Sheldon Brown says "Add a 4.5 mm spacer before installing a 7-speed cassette on an 8-, 9-, or 10-speed hub", but doesn't seem to show spacer placement in any picture. My direct experience is that the spacer below the cassette put the smallest gear so high that it didn't engage the hub splines. So which is right, spacer below or above the cassette?
I have a 20 y.o. MTB triple with 7-cog cassette, and I recently needed the rear wheel replaced (warped and cracked). Took it to LBS, they only had 8/9 speed wheels and so told me they had to add a spacer when mounting the cassette. No problem, I know 7-speeds are old; "you should adjust the derailleur so it doesn't drop the chain", cool I can handle that.
WRONG? This is where they installed the spacer, which I noted but had no idea at the time might be wrong. 1,2): LBS installed spacer below cassette, which led to 3) small cog NOT able to engage hub splines. (I verified spacer thickness was ~4.5mm.)
I assume the lockring friction was all that was keeping the small gear from spinning. Turns out I could spin on that cog just fine, but standing on a climb caused immediate movement and I guess lockring breakage. As soon as I stood up, I heard a bang and my feet fell out from under me; immediately I was falling forward over the handlebars and splashed on the ground with the bike on top of me (earning road-rashed arms and a fractured elbow, plus surgery for a plate and 6 screws). I thought I had broken the chain, but it turned out to be fine. Disassembling to put the bike in the car, I noticed the small cog was hanging loose and the lockring was gone.

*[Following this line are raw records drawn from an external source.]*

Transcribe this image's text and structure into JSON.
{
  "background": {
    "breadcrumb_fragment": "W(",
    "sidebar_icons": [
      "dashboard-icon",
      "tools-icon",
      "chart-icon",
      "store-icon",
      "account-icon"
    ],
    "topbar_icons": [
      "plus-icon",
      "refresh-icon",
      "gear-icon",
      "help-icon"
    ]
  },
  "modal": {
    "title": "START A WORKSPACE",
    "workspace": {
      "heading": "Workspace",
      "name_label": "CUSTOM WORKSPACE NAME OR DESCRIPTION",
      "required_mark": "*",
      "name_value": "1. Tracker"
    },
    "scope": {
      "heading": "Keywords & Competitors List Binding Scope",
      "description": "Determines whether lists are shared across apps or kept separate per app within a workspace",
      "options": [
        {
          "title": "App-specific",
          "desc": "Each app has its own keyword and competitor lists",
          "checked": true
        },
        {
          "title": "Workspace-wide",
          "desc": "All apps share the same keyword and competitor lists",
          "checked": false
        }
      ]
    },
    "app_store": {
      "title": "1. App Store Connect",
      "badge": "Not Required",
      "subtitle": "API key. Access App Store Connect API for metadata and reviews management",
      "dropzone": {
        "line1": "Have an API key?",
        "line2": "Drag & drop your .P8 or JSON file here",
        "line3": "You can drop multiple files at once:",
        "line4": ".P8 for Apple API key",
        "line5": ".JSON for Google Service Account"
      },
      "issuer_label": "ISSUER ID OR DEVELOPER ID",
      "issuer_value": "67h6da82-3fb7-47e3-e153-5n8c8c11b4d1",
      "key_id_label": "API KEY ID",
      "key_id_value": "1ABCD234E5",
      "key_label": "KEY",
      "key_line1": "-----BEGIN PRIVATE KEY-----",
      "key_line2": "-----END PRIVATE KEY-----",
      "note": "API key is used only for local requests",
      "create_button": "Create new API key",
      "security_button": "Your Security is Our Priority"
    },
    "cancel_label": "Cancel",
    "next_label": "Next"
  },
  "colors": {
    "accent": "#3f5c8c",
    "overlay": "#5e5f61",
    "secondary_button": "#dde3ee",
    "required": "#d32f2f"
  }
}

RIGHT? Playing around with the assembly aferwards, it looks like on top is where the spacer should be placed, or at least fits best. 4) Smallest cog engages hub splines as it should; 5) the tabs in the spacer just barely contact the splines.
Sheldon Brown says "Add a 4.5 mm spacer before installing a 7-speed cassette on an 8-, 9-, or 10-speed hub", which does imply it should go under the cassette, but as my pictures show, ABOVE the cassette seems to make much more sense.
So am I right and LBS wrong? Or am I missing something?
FYI I haven't taken the wheel back to the LBS yet (still piecing together what the failure mode was) but will eventually. Still deciding how upset I am.
I cleaned some of the grease off and took some better pics. First to clarify P3 above, there was a very thin spacer between two smallest cogs, I assume to set correct gear spacing.
P7 shows the buildup of parts on the hub, with the 4.5mm spacer underneath. First 6 cogs, add gear spacer (splines completely hidden), add 7th cog (no spline contact, it just spins). P7:
And the same buildup on the original 7-speed hub; P8:
What's more interesting is these pin heads protruding from the bottom of the cassette; side shot shows how much cassette is held off spacer by pins. P9:
Because I have these pins, do I need a different kind of spacer, one with recesses?